Your copy must hold every line of the records word for word. It must hold no pictures.

■ ■ ■ ■ ■ ■ ■

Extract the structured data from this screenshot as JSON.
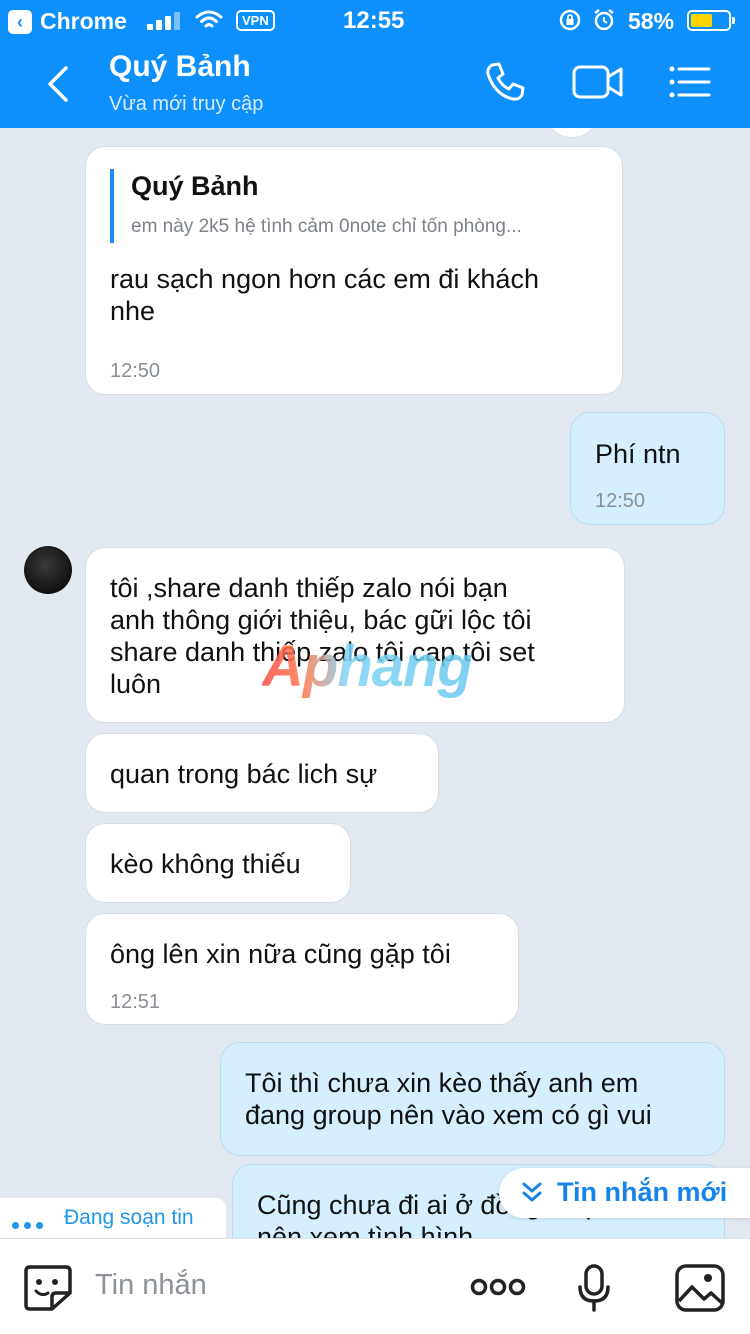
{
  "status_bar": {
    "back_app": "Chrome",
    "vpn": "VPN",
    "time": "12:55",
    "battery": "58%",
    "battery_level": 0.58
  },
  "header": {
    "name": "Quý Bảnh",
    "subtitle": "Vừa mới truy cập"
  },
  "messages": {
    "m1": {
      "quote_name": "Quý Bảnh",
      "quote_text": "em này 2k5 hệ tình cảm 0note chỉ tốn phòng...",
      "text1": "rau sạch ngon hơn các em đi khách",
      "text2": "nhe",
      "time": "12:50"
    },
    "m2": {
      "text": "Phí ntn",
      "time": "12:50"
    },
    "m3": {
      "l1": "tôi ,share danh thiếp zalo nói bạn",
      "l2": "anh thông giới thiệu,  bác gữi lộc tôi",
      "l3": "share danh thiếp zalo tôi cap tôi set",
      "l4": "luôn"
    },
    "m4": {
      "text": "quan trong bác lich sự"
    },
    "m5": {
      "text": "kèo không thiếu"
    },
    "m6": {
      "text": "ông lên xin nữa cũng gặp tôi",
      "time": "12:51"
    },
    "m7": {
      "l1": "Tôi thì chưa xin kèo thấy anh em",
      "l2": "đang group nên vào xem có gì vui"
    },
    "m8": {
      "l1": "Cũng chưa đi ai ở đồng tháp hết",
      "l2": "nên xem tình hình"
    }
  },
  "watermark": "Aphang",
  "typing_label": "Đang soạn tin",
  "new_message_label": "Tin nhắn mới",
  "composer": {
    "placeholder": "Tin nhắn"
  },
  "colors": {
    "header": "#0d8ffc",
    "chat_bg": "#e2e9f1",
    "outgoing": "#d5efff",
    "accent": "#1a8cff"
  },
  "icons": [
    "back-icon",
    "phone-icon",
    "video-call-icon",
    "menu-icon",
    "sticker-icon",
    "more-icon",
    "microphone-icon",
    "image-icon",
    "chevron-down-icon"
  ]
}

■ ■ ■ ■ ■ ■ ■

**Exercise answer**
Extract the structured data from this screenshot as JSON.
{
  "status_bar": {
    "back_app": "Chrome",
    "vpn": "VPN",
    "time": "12:55",
    "battery": "58%",
    "battery_level": 0.58
  },
  "header": {
    "name": "Quý Bảnh",
    "subtitle": "Vừa mới truy cập"
  },
  "messages": {
    "m1": {
      "quote_name": "Quý Bảnh",
      "quote_text": "em này 2k5 hệ tình cảm 0note chỉ tốn phòng...",
      "text1": "rau sạch ngon hơn các em đi khách",
      "text2": "nhe",
      "time": "12:50"
    },
    "m2": {
      "text": "Phí ntn",
      "time": "12:50"
    },
    "m3": {
      "l1": "tôi ,share danh thiếp zalo nói bạn",
      "l2": "anh thông giới thiệu,  bác gữi lộc tôi",
      "l3": "share danh thiếp zalo tôi cap tôi set",
      "l4": "luôn"
    },
    "m4": {
      "text": "quan trong bác lich sự"
    },
    "m5": {
      "text": "kèo không thiếu"
    },
    "m6": {
      "text": "ông lên xin nữa cũng gặp tôi",
      "time": "12:51"
    },
    "m7": {
      "l1": "Tôi thì chưa xin kèo thấy anh em",
      "l2": "đang group nên vào xem có gì vui"
    },
    "m8": {
      "l1": "Cũng chưa đi ai ở đồng tháp hết",
      "l2": "nên xem tình hình"
    }
  },
  "watermark": "Aphang",
  "typing_label": "Đang soạn tin",
  "new_message_label": "Tin nhắn mới",
  "composer": {
    "placeholder": "Tin nhắn"
  },
  "colors": {
    "header": "#0d8ffc",
    "chat_bg": "#e2e9f1",
    "outgoing": "#d5efff",
    "accent": "#1a8cff"
  },
  "icons": [
    "back-icon",
    "phone-icon",
    "video-call-icon",
    "menu-icon",
    "sticker-icon",
    "more-icon",
    "microphone-icon",
    "image-icon",
    "chevron-down-icon"
  ]
}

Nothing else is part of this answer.